• Flashlight that you can mount to your head as you will be coming down in the dark. Depending on what company you book with they are provided or you can rent them.
• Trekking poles are optional depending on your endurance level.
• Water and a snack.
• Camera of course.
• Carry a scarf or mask with you for up at the top you will be breathing in the volcanic ash.
• Don’t overpack. It’s 3 hours up to the top and then around 1 hour back down to the bottom so think about how much weight you want carry for that long.
• Take a rest day the next day and let your body recover.
Where To Stay
We stayed at Hotel La Sciara. Which was about a mile walk from the dock. The room was nice but the shower was a bit small. Breakfast was included and it was self serve style. The have a big pool, bar, and restaurant.
The hike was both strenuous but also an amazing challenge for me. At 4 pm you go to the meeting point for your group and get your gear which was trekking shoes, helmet, light, and trekking poles for me. Then you go to another waiting area and around 5pm you start off. Your ascent starts at the top of the town which is pretty much the bottom of the volcano. It’s around eight miles with a 3,000 foot incline and then a 3,000 foot decline.
It starts out not to bad for the first 400ft you go thru mostly vegetation and it’s not too steep a climb. Once you reach this first part whoever wants to turn around at this point can which is really the only point you can turn around where it’s safe to.
The second part up is less vegetation and more of a rocky dirt surface. You go up at almost a straight climb zig zagging back in forth along a long pathway.

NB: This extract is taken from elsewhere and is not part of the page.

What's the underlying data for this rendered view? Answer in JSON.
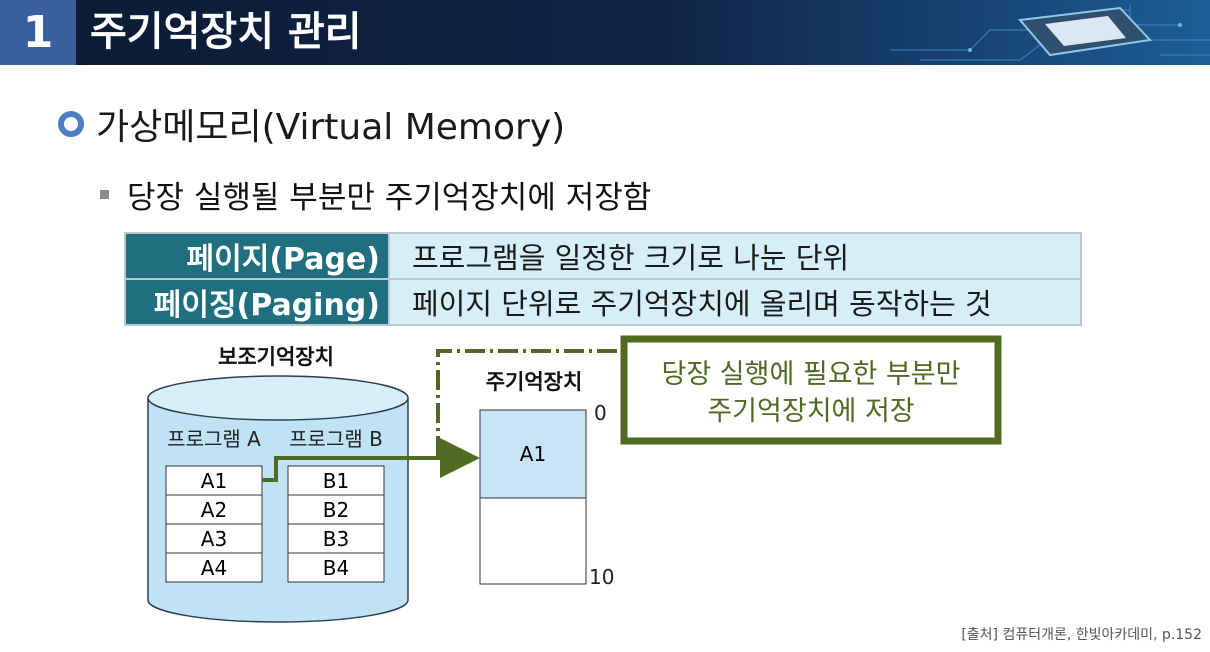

The third part is where the first challenging part comes as it’s a very rocky dirt surface that can be tricky for your footing and the zig zagging path shortens between the switch backs. You rest again once you reach the next 500ft for 10 minutes. This will be your last rest until you reach the top.
The fourth part is the next challenge as the switchbacks are smaller, you will start climbing out in very rocky surface, and then as you get closer to the top it’s just volcanic ash. One person in the group referred to it as quicksand. At times you can take 1 step forward and slide back 4 steps if your footing is off. Most of the groups hiking catch up with each other at this point. I could see around 5 groups ahead of us and 4 behind us.
Right before the top you stop put on a warm jacket or clothes. You are now required to wear your helmet and put on your light that fits around your helmet. At this point the air has enough volcanic dust in it that you need a scarf or mask as at times it will make you cough.
As we start off for the final ascent you can hear the volcano exploding a little and even though I was getting volcanic ash in my eyes and nose I excitedly hurried to the top. Once you reach the top you have 45 minutes to sit with your group.
As soon as I got to the top and saw the lava it was just a thrilling sight. It was a bit mesmerizing just watching it. There are 3 craters at the top that are active.
I was so exciting to wait and watch for another little explosion that I didn’t notice how cold it was for a couple of minutes and then I needed to put a warmer jacket on. It was so cold at the top and I was so glad to sit as my legs felt like jelly.
Now the decent.. it’s total darkness at this point. We switch on our lights and head down. For 30 minutes it’s just pure volcanic ash you go thru and I was so happy to have my trekking poles. It’s like skiing but on volcanic ash. Your shoes get filled with it. After 30 minutes we stop to empty our shoes and then head down the rest of the way. You still get volcanic ash in your shoes but it’s not as bad. The rest of the way is not as strenuous as going up. I did slip once and fall towards the end as I was totally exhausted and my legs were pretty shaky at this point.
You finish were you start. Restaurants were closed at this time so we had to wait until morning for food which I didn’t mind as I just wanted a shower and to sleep. My clothes were covered in volcanic ash especially my socks.
This was an unbelievably amazing experience to have done. At one point I really didn’t know if I could make it to the top but it was so worth all the sweat and pain when I finally went over the top and saw Mother Nature’s handiwork in action.